» Assigned task
Produce the tally of lines in the material below that hold "JSON", without anything else.

» Given data
::::::
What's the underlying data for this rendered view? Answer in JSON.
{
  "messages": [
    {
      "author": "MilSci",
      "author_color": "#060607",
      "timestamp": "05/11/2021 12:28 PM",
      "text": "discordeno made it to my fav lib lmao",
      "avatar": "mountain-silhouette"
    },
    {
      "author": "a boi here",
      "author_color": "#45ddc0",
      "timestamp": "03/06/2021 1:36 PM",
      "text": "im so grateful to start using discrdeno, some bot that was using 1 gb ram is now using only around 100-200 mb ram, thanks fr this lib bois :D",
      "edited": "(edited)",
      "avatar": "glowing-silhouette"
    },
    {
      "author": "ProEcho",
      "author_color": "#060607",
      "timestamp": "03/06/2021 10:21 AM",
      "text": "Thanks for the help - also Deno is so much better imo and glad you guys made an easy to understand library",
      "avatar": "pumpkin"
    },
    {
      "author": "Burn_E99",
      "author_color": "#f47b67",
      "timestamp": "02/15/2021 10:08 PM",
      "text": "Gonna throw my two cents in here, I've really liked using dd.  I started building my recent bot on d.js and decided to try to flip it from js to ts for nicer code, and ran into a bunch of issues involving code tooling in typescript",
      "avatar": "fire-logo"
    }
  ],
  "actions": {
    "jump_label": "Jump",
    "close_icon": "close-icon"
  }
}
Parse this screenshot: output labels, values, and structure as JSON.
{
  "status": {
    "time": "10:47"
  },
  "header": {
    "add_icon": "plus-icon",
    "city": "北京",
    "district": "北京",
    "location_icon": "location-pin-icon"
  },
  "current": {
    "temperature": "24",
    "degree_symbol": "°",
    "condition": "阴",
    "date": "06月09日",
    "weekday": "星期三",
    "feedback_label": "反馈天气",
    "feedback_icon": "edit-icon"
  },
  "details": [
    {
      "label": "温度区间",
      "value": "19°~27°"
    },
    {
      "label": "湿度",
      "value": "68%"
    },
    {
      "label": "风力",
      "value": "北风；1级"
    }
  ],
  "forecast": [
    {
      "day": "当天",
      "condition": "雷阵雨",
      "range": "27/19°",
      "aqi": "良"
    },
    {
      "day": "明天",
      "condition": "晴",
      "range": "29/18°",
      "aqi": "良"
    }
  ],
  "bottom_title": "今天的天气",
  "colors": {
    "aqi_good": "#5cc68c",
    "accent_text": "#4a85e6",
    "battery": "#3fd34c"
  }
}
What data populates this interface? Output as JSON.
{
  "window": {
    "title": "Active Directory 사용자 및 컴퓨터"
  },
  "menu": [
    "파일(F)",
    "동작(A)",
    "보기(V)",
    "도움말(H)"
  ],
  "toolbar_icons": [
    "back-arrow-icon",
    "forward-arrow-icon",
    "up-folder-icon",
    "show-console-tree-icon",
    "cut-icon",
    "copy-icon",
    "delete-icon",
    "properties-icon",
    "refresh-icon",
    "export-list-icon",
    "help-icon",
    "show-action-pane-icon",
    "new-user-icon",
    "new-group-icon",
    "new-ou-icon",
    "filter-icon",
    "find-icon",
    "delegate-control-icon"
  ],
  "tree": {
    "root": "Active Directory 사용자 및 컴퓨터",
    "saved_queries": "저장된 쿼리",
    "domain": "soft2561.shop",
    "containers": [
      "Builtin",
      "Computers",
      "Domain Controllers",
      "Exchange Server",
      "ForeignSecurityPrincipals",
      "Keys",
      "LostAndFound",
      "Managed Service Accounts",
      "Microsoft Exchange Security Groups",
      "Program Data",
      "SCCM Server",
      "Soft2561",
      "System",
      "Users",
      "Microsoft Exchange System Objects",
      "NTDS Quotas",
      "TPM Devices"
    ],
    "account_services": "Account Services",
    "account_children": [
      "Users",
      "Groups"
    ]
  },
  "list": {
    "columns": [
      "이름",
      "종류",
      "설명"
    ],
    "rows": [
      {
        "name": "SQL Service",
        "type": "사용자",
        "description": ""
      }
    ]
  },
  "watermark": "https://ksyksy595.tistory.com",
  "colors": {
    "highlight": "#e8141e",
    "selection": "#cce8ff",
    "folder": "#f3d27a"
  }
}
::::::
» Exercise response
3